The blogosphere and Twitterverse is abuzz about the new changes that Disney made to their Guest Assistance Card (GAC) this week. Since we have annual passes to Disney, I went out just with Logan to check it out the day after the new Disability Access Pass (DAS) arrived. I took just Logan so we could hopefully get a handle on it before adding the littles to the mix. Boy am I ever so glad I did. This system is severely flawed. Let me give you the info on it.
Under the old system all we had to do was
- stop at Guest Relations
- explain Logan’s autism
- get a pass that allowed us to bypass the standard queues and go straight to the Fastpass line.
This meant that we didn’t need to jostle around with odoriferous people keeping Logan’s sensory issues at bay. It also allowed us to go later in the evening when it was cooler and the crowds were smaller. We had a great system where we could have the littles get a Fastpass for Thunder Mountain which Logan won’t ride then go ride some other rides while we waited. This allowed us to put the littles in the Thunder Mountain line while Logan and I went to ride Haunted Mansion eliminating the need to wait in the heat for them. It enabled everyone in our family to enjoy the parks. Another great perk of the GAC involved riding the ride more than once. Say Logan wanted to ride Living with the Land so we did. Then he wanted to immediately ride it again . We could do that without a problem. I personally have rode The Great Movie Ride repeatedly to keep him happy while it was raining. One of his sensory issues is that he doesn’t like wet clothes or shoes on his body. Walking through the rain is not an option. That can be a little difficult in Florida during rainy season. It was not a problem with the old program. We could ride again and hope the rain had let up in the meantime.
Under the new Disability Access Pass:
- Stop at Guest Relations
- Answer a host of questions about what your child is or is not capable of doing.
- Have your child’s picture taken and sign the new form stating that you certify there is a disability.
- Take the pass to a ride to attain a wait time based on the queue line to return minus 10 mins.
- Return at the allotted time or anytime thereafter to enter the Fastpass lane and ride the attraction
- You are now free to get another wait time as you can only have one at a time
- Repeat the waiting game again
Disney states that you are free to take in a show or stand in another line to ride while you wait. Find a shady spot. Whatever you choose. They also suggest you utilize their Fastpass or Fastpass+ system in addition to the DAS to help make waiting easier for your child. What they fail to mention is that most Fastpasses are gone by mid afternoon thereby making them ineffective for those families who go in the evening like us . In the Fastpass+ system , you can only get 3 Fastpasses per day for one park. If you’ve paid extra for park hopper tickets or have an annual pass like us which enables you to move from park to park then you are solely at the mercy of the DAS after you’ve used the Fastpasses in the first park.

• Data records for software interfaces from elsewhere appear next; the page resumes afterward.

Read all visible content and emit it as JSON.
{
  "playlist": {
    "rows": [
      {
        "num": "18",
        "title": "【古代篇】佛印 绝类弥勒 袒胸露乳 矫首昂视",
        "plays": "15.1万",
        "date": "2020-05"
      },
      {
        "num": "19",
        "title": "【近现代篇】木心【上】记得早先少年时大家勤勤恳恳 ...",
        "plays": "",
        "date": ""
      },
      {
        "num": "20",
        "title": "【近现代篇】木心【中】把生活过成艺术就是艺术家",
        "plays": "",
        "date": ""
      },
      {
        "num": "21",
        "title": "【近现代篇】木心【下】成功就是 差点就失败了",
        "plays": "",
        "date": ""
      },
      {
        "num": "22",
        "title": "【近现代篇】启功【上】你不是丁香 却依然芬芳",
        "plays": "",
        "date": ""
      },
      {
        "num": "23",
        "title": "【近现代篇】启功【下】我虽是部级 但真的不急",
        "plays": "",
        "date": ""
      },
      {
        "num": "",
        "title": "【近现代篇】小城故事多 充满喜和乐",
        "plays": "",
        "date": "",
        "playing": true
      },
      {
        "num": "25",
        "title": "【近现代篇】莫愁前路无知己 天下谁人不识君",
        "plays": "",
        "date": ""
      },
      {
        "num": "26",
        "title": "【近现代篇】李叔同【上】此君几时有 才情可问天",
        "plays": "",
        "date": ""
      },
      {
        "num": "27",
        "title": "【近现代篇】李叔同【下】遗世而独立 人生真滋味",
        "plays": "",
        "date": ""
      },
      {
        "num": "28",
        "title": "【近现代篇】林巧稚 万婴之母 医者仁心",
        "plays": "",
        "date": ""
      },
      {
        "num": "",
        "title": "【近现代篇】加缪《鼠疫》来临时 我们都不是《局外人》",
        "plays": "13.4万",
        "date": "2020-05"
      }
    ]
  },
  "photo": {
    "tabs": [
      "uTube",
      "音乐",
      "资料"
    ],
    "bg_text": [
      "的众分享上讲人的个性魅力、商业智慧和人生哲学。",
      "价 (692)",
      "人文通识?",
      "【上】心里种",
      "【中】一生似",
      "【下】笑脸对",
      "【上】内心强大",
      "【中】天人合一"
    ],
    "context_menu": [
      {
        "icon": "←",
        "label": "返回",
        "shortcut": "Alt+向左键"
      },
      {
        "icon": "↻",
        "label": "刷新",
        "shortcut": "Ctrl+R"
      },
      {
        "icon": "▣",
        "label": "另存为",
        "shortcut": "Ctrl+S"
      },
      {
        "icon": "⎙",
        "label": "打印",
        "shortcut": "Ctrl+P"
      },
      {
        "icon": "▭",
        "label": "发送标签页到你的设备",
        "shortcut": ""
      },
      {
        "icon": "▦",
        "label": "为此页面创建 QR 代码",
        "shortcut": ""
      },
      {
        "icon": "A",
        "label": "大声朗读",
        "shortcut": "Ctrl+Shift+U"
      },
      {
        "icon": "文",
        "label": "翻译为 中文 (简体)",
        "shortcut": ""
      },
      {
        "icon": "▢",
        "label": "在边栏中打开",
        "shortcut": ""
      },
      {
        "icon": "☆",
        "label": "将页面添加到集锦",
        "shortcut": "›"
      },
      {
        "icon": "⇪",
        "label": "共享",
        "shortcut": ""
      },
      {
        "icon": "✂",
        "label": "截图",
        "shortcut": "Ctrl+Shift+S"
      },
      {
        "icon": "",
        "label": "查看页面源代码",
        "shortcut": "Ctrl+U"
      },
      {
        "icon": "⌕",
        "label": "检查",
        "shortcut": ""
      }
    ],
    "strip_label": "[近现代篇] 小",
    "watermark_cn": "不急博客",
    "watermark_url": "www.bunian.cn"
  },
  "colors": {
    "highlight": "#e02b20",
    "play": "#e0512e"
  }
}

Disney collaborated with Autism Speaks in an effort to make a system that would work for children with autism. That was their first mistake. Autism Speaks is more interested in research for a cure , proving that vaccines are safe and debunking the biomedical route. They do no research with families or even speak to families with children with autism. They have no basis for speaking for autism families yet they want to be the one that speaks for everyone. Therein lies the problem. You can’t help a major corporation enact a new policy affecting millions of people that you know nothing about in the first place. It’s quite apparent that whoever drafted this policy has never taken a child with autism out in public .
What’s wrong here is that waiting for something involves a higher executive function than most children with autism have. Don’t get me wrong. I’m not saying they are the village idiots. I am saying that their brains are wired differently and that is a function that takes dedicated work to improve. Autism Speaks should know that. They should have been adamant in telling Disney that there needed to be a plan in place that allowed them access without waiting for every ride. Have you ever tried telling a non verbal child with autism that he can’t ride his favorite ride yet? What are they going to do when the child has an ensuing meltdown? Call Security? What pray tell do they expect us to do while we wait for the time to ride? Most children with autism have hyper focus on one thing. That’s all they can think about. There is no transitioning from one thing to another with ease. I know thousands of parents who wish their child could transition easily. Autism Speaks failed autism families everywhere. That’s where Disney went wrong. They need to speak with an organization that actually interacts and knows children with autism . Not one that spends the majority of their time and resources on other things.
One other thing that Disney does not address are the thousands of people who are erroneously in wheelchairs or scooters that have the ability to wait in line. They are still able to access the mobility impaired line which brings them to the front of the line for every ride. There are far more people abusing that than there ever were abusing the GAC. I’ll address that in my post about our experience that not magical day.